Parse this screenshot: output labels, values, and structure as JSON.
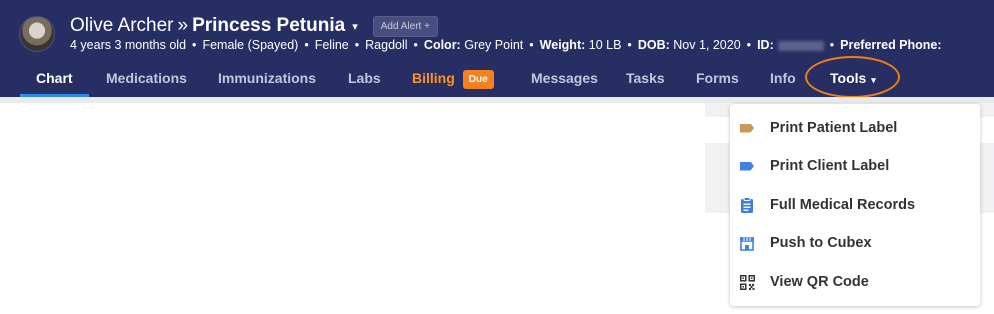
{
  "header": {
    "owner_name": "Olive Archer",
    "separator": "»",
    "pet_name": "Princess Petunia",
    "pet_caret": "▾",
    "add_alert_label": "Add Alert +",
    "info": {
      "age": "4 years 3 months old",
      "sex": "Female (Spayed)",
      "species": "Feline",
      "breed": "Ragdoll",
      "color_label": "Color:",
      "color_value": "Grey Point",
      "weight_label": "Weight:",
      "weight_value": "10 LB",
      "dob_label": "DOB:",
      "dob_value": "Nov 1, 2020",
      "id_label": "ID:",
      "preferred_phone_label": "Preferred Phone:",
      "bullet": "•"
    }
  },
  "tabs": {
    "chart": "Chart",
    "medications": "Medications",
    "immunizations": "Immunizations",
    "labs": "Labs",
    "billing": "Billing",
    "billing_badge": "Due",
    "messages": "Messages",
    "tasks": "Tasks",
    "forms": "Forms",
    "info": "Info",
    "tools": "Tools",
    "tools_caret": "▾"
  },
  "tools_menu": [
    {
      "label": "Print Patient Label",
      "icon": "tag-icon",
      "color": "#c99a55"
    },
    {
      "label": "Print Client Label",
      "icon": "tag-icon",
      "color": "#3f82e6"
    },
    {
      "label": "Full Medical Records",
      "icon": "clipboard-icon",
      "color": "#3f7ee0"
    },
    {
      "label": "Push to Cubex",
      "icon": "store-icon",
      "color": "#3f82e6"
    },
    {
      "label": "View QR Code",
      "icon": "qr-code-icon",
      "color": "#333333"
    }
  ],
  "colors": {
    "header_bg": "#272e63",
    "active_underline": "#2d8cf0",
    "billing_accent": "#f5821f",
    "highlight_ring": "#f07f12"
  }
}
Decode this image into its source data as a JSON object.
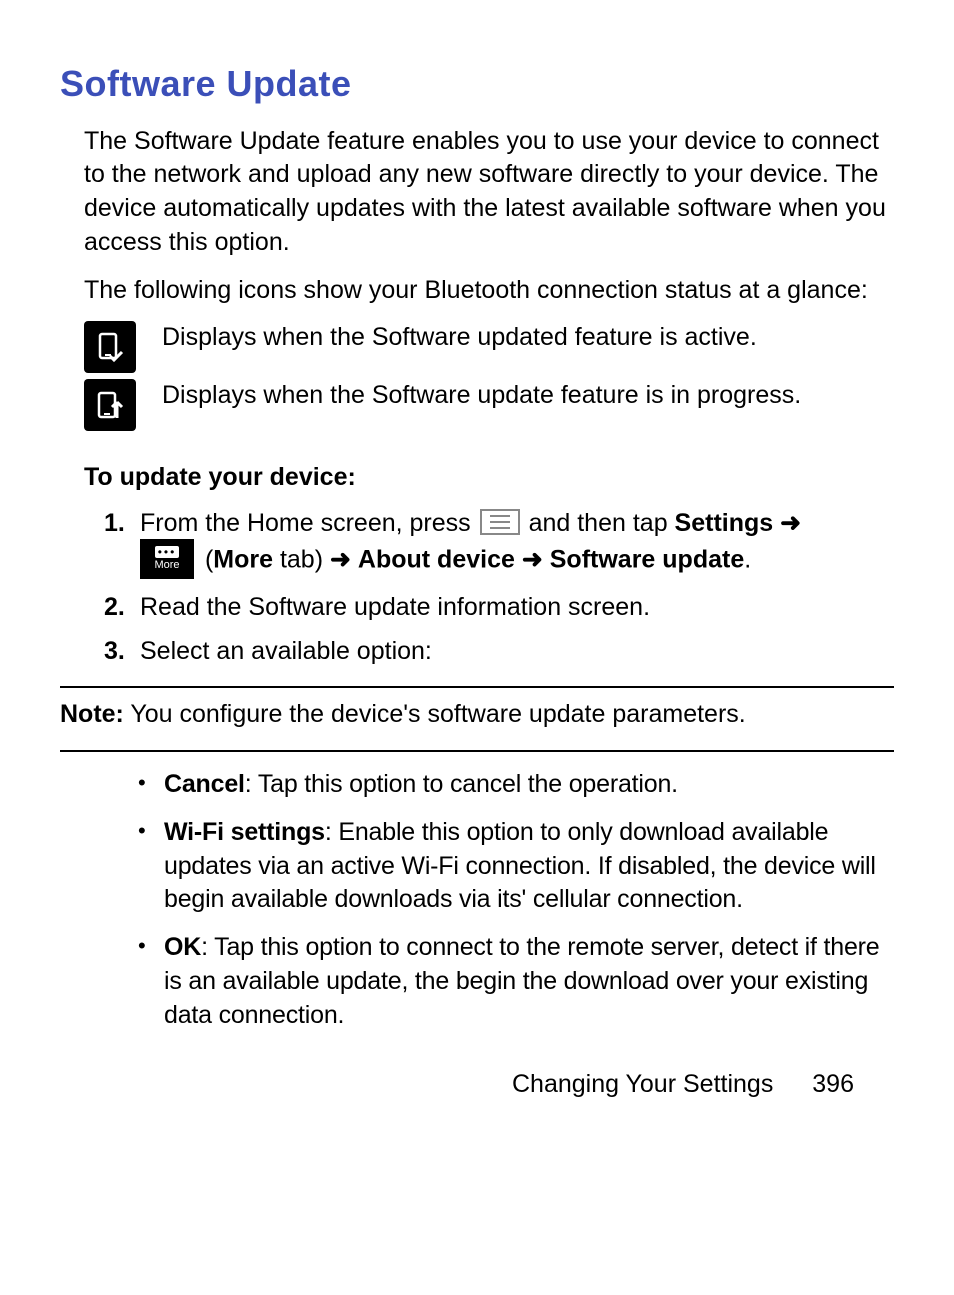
{
  "heading": "Software Update",
  "intro1": "The Software Update feature enables you to use your device to connect to the network and upload any new software directly to your device. The device automatically updates with the latest available software when you access this option.",
  "intro2": "The following icons show your Bluetooth connection status at a glance:",
  "iconrows": [
    "Displays when the Software updated feature is active.",
    "Displays when the Software update feature is in progress."
  ],
  "subhead": "To update your device:",
  "step1_a": "From the Home screen, press ",
  "step1_b": " and then tap ",
  "step1_settings": "Settings",
  "step1_more_paren_open": " (",
  "step1_more": "More",
  "step1_more_paren_close": " tab) ",
  "step1_about": "About device",
  "step1_sw": "Software update",
  "step1_period": ".",
  "step2": "Read the Software update information screen.",
  "step3": "Select an available option:",
  "more_label": "More",
  "note_label": "Note:",
  "note_text": " You configure the device's software update parameters.",
  "bullets": [
    {
      "b": "Cancel",
      "t": ": Tap this option to cancel the operation."
    },
    {
      "b": "Wi-Fi settings",
      "t": ": Enable this option to only download available updates via an active Wi-Fi connection. If disabled, the device will begin available downloads via its' cellular connection."
    },
    {
      "b": "OK",
      "t": ": Tap this option to connect to the remote server, detect if there is an available update, the begin the download over your existing data connection."
    }
  ],
  "footer_section": "Changing Your Settings",
  "footer_page": "396",
  "arrow": "➜"
}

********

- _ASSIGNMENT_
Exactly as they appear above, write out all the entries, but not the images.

- _RESPONSE TO THIS EXERCISE_
Parse this screenshot: output labels, values, and structure as JSON.
{
  "header": {
    "owner_name": "Olive Archer",
    "separator": "»",
    "pet_name": "Princess Petunia",
    "pet_caret": "▾",
    "add_alert_label": "Add Alert +",
    "info": {
      "age": "4 years 3 months old",
      "sex": "Female (Spayed)",
      "species": "Feline",
      "breed": "Ragdoll",
      "color_label": "Color:",
      "color_value": "Grey Point",
      "weight_label": "Weight:",
      "weight_value": "10 LB",
      "dob_label": "DOB:",
      "dob_value": "Nov 1, 2020",
      "id_label": "ID:",
      "preferred_phone_label": "Preferred Phone:",
      "bullet": "•"
    }
  },
  "tabs": {
    "chart": "Chart",
    "medications": "Medications",
    "immunizations": "Immunizations",
    "labs": "Labs",
    "billing": "Billing",
    "billing_badge": "Due",
    "messages": "Messages",
    "tasks": "Tasks",
    "forms": "Forms",
    "info": "Info",
    "tools": "Tools",
    "tools_caret": "▾"
  },
  "tools_menu": [
    {
      "label": "Print Patient Label",
      "icon": "tag-icon",
      "color": "#c99a55"
    },
    {
      "label": "Print Client Label",
      "icon": "tag-icon",
      "color": "#3f82e6"
    },
    {
      "label": "Full Medical Records",
      "icon": "clipboard-icon",
      "color": "#3f7ee0"
    },
    {
      "label": "Push to Cubex",
      "icon": "store-icon",
      "color": "#3f82e6"
    },
    {
      "label": "View QR Code",
      "icon": "qr-code-icon",
      "color": "#333333"
    }
  ],
  "colors": {
    "header_bg": "#272e63",
    "active_underline": "#2d8cf0",
    "billing_accent": "#f5821f",
    "highlight_ring": "#f07f12"
  }
}
Decode this image into its source data as a JSON object.
{
  "heading": "Software Update",
  "intro1": "The Software Update feature enables you to use your device to connect to the network and upload any new software directly to your device. The device automatically updates with the latest available software when you access this option.",
  "intro2": "The following icons show your Bluetooth connection status at a glance:",
  "iconrows": [
    "Displays when the Software updated feature is active.",
    "Displays when the Software update feature is in progress."
  ],
  "subhead": "To update your device:",
  "step1_a": "From the Home screen, press ",
  "step1_b": " and then tap ",
  "step1_settings": "Settings",
  "step1_more_paren_open": " (",
  "step1_more": "More",
  "step1_more_paren_close": " tab) ",
  "step1_about": "About device",
  "step1_sw": "Software update",
  "step1_period": ".",
  "step2": "Read the Software update information screen.",
  "step3": "Select an available option:",
  "more_label": "More",
  "note_label": "Note:",
  "note_text": " You configure the device's software update parameters.",
  "bullets": [
    {
      "b": "Cancel",
      "t": ": Tap this option to cancel the operation."
    },
    {
      "b": "Wi-Fi settings",
      "t": ": Enable this option to only download available updates via an active Wi-Fi connection. If disabled, the device will begin available downloads via its' cellular connection."
    },
    {
      "b": "OK",
      "t": ": Tap this option to connect to the remote server, detect if there is an available update, the begin the download over your existing data connection."
    }
  ],
  "footer_section": "Changing Your Settings",
  "footer_page": "396",
  "arrow": "➜"
}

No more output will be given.